This series explores aspects of America that may soon be just a memory -- some to be missed, some gladly left behind. From the least impactful to the most, here are 25 bits of vanishing America.
I left the love affair I had with paper checks over a decade ago. Now, it's plastic -- but no, I don't mean credit cards. We're talking debit cards here, which have almost completely replaced paper checks in almost all consumer transactions I witness in checkout lines.
Except for those fancy cashier's checks we use to pay for larger purchases, the personal check is completely out of style these days. I'm estimating that in the last 10 times I've witnessed purchases at the grocery store or local restaurant, nine of them have involved a debit card (or, yikes, a credit card) or cash. No checks.
In many ways, the check has run its course: there are printing costs, theft, bad check fraud, illegible penmanship and the need to carry around a checkbook to just name a few. Isn't it easier just to swipe that debit card, punch in that PIN, and be on your way? And now sometimes you don't even need the PIN or to sign, for purchases under $20. Online bill payment doesn't just save time, it saves money, eliminating the need for a stamp.

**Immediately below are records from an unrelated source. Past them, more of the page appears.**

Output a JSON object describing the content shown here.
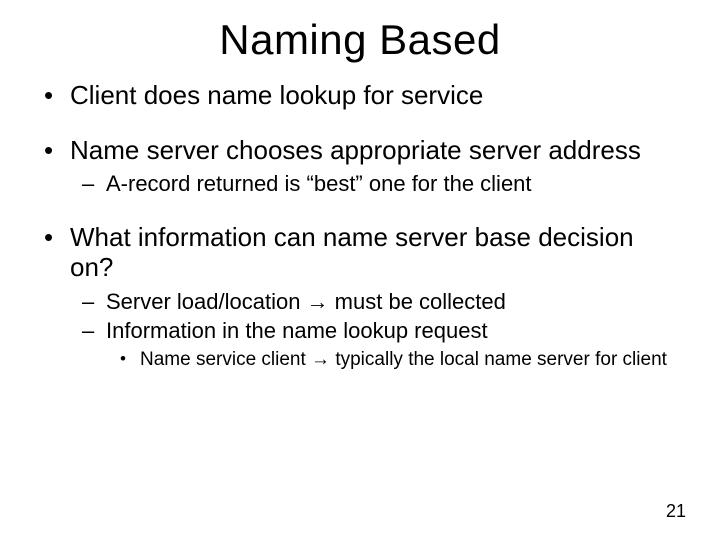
{
  "title": "Naming Based",
  "bullets": [
    {
      "text": "Client does name lookup for service"
    },
    {
      "text": "Name server chooses appropriate server address",
      "children": [
        {
          "text": "A-record returned is “best” one for the client"
        }
      ]
    },
    {
      "text": "What information can name server base decision on?",
      "children": [
        {
          "text": "Server load/location → must be collected"
        },
        {
          "text": "Information in the name lookup request",
          "children": [
            {
              "text": "Name service client → typically the local name server for client"
            }
          ]
        }
      ]
    }
  ],
  "page_number": "21"
}
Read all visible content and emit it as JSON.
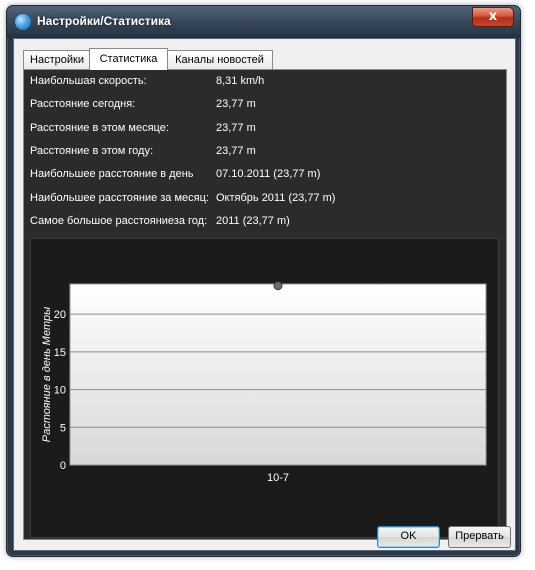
{
  "window": {
    "title": "Настройки/Статистика",
    "close_label": "x"
  },
  "tabs": [
    {
      "label": "Настройки",
      "active": false
    },
    {
      "label": "Статистика",
      "active": true
    },
    {
      "label": "Каналы новостей",
      "active": false
    }
  ],
  "stats": [
    {
      "label": "Наибольшая скорость:",
      "value": "8,31 km/h"
    },
    {
      "label": "Расстояние сегодня:",
      "value": "23,77 m"
    },
    {
      "label": "Расстояние в этом месяце:",
      "value": "23,77 m"
    },
    {
      "label": "Расстояние в этом году:",
      "value": "23,77 m"
    },
    {
      "label": "Наибольшее расстояние в день",
      "value": "07.10.2011 (23,77 m)"
    },
    {
      "label": "Наибольшее расстояние за месяц:",
      "value": "Октябрь 2011 (23,77 m)"
    },
    {
      "label": "Самое большое расстояниеза год:",
      "value": "2011 (23,77 m)"
    }
  ],
  "chart_data": {
    "type": "scatter",
    "categories": [
      "10-7"
    ],
    "series": [
      {
        "values": [
          23.77
        ]
      }
    ],
    "ylabel": "Растояние в день Метры",
    "xlabel": "",
    "ylim": [
      0,
      24
    ],
    "yticks": [
      0,
      5,
      10,
      15,
      20
    ],
    "grid": true
  },
  "buttons": {
    "ok": "OK",
    "cancel": "Прервать"
  },
  "colors": {
    "panel_bg": "#2b2b2b",
    "point": "#6b6e74"
  }
}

Sure, all this is easier -- but I'm betting that many of us still use a check register or log to keep track of our checking account at any time. Most of us still have checking accounts, after all. I still have a checkbook that I carry around with my wallet, like the two are married or something. Perhaps it's just decades of habit more than a physical need, since I actually write maybe one check per month. But, getting rid of checks altogether just doesn't seem right to this old dog. Where are your checks?